In 2004, eight Central and Eastern European countries (CEECs) and two Mediterranean countries entered the European Union (EU). Hailed by some as the “New Europe”, the CEECs seemed to have finally affirmed their European identity. Ten years later, one is naturally tempted to examine whether the CEECs’ EU membership has indeed made them more “European”.
When the preliminary electoral results came in the evening of 17 September, two things were rather clear. First, the Harmony Centre (Saskaņas centrs, SC) seems to be the winner of the extraordinary parliamentary elections in Latvia. Second, the so-called oligarch parties have suffered a humiliating defeat.
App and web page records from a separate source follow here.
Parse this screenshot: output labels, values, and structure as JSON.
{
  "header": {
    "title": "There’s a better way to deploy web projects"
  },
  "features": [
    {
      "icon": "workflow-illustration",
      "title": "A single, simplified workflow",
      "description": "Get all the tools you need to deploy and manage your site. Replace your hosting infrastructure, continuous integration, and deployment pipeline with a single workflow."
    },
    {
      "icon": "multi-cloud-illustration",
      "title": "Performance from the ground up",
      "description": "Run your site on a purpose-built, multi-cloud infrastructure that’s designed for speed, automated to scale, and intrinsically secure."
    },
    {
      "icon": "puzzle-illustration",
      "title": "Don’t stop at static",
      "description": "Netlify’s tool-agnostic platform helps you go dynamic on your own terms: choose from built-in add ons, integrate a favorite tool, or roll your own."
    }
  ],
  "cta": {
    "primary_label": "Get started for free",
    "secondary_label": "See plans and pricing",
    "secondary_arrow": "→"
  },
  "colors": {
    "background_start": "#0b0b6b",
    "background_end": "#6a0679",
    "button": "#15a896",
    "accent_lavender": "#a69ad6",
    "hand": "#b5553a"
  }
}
The referendum on dissolution of Saeima will be held on 23 July and it seems that the voters might support Zatlers’ motion to dissolve Saeima. According to the internet poll by TNS Latvia, 84 % of the respondents replied that they would vote for dissolution, while only 4 % would vote against. If Saeima is dissolved, the parliamentary elections will be held no later than 23 September 2011.